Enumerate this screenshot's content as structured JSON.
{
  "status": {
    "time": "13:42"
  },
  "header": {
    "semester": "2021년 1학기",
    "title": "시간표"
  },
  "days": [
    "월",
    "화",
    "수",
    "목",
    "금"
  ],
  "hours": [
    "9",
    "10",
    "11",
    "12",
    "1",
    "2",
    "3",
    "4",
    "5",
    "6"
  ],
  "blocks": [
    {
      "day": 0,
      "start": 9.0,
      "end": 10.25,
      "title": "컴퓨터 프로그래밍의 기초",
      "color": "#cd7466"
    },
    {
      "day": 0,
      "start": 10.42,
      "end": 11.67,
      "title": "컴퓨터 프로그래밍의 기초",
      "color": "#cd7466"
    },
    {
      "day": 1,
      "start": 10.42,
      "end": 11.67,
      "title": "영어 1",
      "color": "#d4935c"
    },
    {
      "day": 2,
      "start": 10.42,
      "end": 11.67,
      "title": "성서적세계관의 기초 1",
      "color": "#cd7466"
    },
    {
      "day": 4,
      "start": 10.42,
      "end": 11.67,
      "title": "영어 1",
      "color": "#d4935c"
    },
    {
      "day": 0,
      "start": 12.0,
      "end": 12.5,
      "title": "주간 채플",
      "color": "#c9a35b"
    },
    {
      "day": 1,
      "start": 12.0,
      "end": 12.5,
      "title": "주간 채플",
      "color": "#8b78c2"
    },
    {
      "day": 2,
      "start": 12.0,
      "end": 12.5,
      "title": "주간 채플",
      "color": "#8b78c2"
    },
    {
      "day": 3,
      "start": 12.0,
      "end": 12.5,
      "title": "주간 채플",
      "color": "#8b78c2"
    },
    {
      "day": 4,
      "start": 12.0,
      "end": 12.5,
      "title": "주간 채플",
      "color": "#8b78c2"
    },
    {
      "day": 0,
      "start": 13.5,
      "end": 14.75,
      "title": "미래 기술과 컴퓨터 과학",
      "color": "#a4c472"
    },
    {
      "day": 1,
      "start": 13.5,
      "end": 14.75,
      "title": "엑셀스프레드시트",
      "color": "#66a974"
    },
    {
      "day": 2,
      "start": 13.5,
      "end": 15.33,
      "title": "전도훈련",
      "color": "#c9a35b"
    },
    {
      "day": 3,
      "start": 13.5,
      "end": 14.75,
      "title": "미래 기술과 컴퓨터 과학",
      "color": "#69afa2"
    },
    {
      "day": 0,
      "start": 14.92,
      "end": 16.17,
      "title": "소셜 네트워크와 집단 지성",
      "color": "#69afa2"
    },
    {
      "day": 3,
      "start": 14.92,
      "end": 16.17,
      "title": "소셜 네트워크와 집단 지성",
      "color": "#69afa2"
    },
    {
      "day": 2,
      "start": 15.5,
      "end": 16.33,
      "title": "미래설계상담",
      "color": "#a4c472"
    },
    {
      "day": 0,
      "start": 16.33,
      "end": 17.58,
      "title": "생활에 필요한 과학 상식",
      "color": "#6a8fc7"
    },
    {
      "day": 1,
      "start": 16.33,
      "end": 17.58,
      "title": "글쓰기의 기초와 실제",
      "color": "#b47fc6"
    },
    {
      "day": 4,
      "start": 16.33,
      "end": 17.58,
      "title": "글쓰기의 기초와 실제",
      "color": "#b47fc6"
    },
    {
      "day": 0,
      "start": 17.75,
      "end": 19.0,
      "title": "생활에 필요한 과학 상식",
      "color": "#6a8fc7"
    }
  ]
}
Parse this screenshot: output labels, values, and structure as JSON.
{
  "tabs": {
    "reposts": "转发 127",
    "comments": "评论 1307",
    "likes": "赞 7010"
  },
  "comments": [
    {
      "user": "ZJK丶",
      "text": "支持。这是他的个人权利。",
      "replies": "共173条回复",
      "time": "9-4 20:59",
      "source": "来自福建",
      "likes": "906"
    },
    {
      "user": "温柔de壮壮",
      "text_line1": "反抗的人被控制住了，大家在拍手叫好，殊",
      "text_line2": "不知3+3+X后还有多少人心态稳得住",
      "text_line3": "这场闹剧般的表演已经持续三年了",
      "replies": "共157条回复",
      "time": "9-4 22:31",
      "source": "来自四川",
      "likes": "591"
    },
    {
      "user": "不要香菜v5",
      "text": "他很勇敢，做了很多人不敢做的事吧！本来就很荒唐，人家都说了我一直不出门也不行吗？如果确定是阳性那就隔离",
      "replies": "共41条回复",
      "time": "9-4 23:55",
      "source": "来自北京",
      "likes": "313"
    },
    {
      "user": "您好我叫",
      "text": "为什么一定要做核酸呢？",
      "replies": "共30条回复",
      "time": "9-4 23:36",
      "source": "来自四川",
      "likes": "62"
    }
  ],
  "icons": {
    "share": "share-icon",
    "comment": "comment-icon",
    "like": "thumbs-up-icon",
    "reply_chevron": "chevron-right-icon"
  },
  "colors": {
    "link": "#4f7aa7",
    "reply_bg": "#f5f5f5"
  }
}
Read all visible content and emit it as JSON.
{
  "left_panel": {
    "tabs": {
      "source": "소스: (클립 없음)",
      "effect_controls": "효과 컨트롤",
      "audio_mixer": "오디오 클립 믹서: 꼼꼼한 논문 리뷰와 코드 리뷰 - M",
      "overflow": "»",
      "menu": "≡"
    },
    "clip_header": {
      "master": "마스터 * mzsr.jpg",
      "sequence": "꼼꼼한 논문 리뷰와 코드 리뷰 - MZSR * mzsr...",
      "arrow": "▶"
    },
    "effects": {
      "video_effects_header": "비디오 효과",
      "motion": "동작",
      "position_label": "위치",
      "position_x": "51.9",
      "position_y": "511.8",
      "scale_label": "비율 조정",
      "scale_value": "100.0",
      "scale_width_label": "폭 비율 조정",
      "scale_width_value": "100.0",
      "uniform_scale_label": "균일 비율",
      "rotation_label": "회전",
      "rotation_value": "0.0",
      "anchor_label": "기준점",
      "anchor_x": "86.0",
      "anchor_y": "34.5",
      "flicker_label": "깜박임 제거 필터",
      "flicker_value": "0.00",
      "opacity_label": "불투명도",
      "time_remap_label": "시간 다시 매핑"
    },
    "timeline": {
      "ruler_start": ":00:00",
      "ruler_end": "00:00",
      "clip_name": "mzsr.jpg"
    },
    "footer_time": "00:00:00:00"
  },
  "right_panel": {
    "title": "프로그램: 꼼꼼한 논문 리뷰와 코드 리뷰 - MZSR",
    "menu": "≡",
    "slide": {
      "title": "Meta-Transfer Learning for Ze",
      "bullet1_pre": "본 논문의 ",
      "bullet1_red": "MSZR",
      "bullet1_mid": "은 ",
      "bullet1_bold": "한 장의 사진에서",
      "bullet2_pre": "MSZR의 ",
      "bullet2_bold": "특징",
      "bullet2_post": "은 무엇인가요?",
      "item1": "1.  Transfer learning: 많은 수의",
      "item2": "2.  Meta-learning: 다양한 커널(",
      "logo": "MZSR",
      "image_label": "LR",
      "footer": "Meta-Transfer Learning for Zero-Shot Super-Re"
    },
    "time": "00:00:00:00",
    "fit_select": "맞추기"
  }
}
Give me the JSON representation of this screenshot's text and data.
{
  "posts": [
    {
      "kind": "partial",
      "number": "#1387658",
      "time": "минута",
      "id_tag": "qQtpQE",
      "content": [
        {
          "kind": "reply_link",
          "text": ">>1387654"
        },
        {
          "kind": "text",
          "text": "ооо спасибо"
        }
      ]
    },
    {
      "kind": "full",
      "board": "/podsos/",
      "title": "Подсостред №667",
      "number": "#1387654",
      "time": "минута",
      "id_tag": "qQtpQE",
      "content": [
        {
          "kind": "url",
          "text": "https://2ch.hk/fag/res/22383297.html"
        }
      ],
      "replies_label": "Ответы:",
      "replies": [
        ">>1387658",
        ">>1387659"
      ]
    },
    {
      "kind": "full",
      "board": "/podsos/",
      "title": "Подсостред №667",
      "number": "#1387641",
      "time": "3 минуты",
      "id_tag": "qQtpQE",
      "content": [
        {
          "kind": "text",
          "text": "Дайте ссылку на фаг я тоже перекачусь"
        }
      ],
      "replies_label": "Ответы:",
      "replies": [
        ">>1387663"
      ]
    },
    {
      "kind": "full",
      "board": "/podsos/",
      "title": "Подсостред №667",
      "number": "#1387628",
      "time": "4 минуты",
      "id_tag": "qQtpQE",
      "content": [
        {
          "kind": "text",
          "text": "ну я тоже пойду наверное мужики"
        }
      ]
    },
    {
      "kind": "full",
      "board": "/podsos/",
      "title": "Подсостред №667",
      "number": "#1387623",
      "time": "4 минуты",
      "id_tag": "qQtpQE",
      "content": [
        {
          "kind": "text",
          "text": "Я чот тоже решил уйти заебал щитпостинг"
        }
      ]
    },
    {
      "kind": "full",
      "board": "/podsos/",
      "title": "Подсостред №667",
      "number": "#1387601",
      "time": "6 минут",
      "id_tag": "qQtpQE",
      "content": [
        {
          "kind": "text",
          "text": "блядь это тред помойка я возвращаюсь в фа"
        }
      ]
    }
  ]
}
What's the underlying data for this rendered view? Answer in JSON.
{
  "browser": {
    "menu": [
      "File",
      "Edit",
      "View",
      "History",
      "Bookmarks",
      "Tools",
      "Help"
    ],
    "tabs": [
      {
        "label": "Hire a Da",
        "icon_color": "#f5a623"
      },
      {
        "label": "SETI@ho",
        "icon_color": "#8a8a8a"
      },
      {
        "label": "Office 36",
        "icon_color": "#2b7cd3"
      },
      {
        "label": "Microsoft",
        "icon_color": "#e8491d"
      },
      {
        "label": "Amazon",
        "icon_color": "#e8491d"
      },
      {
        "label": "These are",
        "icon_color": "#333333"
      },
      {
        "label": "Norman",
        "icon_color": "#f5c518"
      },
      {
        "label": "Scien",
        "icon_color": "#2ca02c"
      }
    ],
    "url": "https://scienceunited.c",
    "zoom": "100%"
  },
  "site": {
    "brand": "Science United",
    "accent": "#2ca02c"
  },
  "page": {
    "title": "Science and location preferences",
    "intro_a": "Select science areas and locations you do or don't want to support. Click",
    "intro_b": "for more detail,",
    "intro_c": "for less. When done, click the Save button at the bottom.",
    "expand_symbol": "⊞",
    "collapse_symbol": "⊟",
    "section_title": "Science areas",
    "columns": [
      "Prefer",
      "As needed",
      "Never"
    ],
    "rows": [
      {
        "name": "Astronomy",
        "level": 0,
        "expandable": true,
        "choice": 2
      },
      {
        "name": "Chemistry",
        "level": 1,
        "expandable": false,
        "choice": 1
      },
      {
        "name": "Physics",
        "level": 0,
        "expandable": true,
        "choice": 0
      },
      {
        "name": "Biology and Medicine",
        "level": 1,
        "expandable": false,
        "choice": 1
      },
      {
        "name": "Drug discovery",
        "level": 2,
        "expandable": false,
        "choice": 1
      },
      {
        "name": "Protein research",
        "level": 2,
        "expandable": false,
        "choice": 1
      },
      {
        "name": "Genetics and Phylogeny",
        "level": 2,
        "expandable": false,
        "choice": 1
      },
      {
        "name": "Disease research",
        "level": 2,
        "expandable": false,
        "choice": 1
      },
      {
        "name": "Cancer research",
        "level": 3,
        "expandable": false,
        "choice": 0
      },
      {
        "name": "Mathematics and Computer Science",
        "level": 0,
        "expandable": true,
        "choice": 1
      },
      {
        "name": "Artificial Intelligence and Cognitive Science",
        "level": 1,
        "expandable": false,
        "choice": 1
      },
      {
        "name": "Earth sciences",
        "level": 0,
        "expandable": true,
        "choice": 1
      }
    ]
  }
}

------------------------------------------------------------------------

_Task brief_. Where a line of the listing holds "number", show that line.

_Completed exercise_.
      "number": "#1387658",
      "number": "#1387654",
      "number": "#1387641",
      "number": "#1387628",
      "number": "#1387623",
      "number": "#1387601",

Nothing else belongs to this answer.